Happiness for Legal Professionals
Let’s face it: you don’t need to be depressed to want more happiness in life. Every stage of life has its own preoccupations, its own pressures. Whether you’re attempting to juggle kids and a job, have to take care of an older parent, or are struggling to start your career, modern life takes us for a non-stop ride.
So I was intrigued to come across Gretchen Rubin’s The Happiness Project, a book divided into 12 chapters. In each month of the year (hence the 12 chapters) she explores different ways to incorporate more happiness into everyday life. Note: this is not the writing of someone who left for the Himalayas for six months to contemplate Mount Everest. She made, in the terminology of Agile Project Management, iterative improvements to her life.

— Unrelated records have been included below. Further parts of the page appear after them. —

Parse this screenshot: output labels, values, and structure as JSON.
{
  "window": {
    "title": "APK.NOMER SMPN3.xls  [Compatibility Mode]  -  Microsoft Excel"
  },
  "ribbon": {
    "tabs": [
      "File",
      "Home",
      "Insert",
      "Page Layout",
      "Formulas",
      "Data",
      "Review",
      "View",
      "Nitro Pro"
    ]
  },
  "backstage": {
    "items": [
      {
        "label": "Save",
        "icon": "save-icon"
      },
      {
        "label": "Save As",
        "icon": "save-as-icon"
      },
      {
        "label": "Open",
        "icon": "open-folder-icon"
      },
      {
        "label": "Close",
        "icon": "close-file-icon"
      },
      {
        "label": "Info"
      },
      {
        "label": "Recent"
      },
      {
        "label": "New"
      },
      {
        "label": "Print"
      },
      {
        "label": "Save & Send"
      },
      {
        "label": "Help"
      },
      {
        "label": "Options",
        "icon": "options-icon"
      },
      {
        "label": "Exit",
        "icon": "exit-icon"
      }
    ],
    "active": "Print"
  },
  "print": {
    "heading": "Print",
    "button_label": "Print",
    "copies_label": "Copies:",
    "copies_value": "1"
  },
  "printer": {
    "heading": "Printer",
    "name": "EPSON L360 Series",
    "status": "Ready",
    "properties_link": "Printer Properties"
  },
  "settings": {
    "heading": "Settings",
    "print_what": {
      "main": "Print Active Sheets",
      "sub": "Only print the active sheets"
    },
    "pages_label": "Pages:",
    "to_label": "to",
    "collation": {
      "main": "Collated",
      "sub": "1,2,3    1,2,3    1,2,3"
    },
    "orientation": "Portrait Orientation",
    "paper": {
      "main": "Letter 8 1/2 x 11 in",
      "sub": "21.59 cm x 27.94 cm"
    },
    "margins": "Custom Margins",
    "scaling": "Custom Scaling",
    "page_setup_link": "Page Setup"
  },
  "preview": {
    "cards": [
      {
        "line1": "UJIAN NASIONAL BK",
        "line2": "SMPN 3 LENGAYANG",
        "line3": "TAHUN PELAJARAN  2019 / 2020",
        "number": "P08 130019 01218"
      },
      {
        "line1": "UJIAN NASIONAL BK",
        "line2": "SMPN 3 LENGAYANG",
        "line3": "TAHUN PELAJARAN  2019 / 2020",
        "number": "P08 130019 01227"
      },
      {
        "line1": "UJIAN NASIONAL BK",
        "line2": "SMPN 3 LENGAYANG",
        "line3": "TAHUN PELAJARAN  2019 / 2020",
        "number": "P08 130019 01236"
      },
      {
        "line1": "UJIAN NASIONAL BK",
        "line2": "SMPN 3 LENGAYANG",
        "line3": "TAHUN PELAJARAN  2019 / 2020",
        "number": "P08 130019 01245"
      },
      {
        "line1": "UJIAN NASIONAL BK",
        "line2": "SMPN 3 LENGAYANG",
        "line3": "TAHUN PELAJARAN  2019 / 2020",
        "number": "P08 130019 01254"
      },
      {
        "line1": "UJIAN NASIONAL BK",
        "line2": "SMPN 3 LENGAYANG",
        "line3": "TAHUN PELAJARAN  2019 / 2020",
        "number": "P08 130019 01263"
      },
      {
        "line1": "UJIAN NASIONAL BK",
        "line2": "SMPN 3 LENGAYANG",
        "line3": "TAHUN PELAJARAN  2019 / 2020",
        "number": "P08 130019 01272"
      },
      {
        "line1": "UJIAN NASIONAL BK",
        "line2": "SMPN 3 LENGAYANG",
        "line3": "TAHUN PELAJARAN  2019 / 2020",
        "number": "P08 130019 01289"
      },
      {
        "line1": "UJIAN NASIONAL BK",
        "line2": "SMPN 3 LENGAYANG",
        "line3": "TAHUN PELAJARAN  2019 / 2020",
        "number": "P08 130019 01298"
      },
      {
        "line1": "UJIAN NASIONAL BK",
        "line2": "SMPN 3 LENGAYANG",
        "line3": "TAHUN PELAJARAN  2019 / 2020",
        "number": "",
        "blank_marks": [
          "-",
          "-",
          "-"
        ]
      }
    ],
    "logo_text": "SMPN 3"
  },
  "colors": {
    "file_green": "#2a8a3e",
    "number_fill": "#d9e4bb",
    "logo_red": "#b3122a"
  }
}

This book is definitely worth reading. If you can get past Ms. Rubin’s repeated musings about how incredible her husband is, you’ll enjoy yourself and learn something.
One of her strong suggestions is cleaning out your closets. She did this in January, in the chapter on boosting energy, and became a closet-cleaning evangelist, urging her friends to do the same. So I gave it a whirl.
Ms. Rubin is right. I feel a lot better once I got rid of old clothes and ones I just never wore. I haven’t worn my hiking boots in 10 years. They went. Nostalgic t-shirts went into a box, out of sight. I prioritized high-access closet real estate, using the shelves, drawers, and racks with easiest access to house the items I use the most.
After my closet overhaul, my wife got into the spirit and cleaned out the kids’ playroom (we just watched Toy Story 3, so this was a little traumatic). Just as having less clothes in my closet actually enabled me to wear more clothes (ones I couldn’t easily access or see), the kids had more toys to play with since their cubbies were less cluttered.
So I took three large bags of clothes and toys to a wonderful local organization, Boca Helping Hands, and enjoyed a donation experience unlike any other I’ve had. When I dropped the donations off, in the lobby of the organization, two little girls under seven years old were playing, waiting for their mother to complete a job skills course.
The family was destitute, with very little possessions. The Boca Helping Hands volunteers gave these girls the bag of toys we just cleared out, filled with Barbie dolls, puppets, and pretty pink backpacks. Normally you see your donations piled on a heap somewhere in a Goodwill store, so to see little kids with big, bright happy smiles getting use out of stuff from your house that was collecting dust? Now that makes you happy!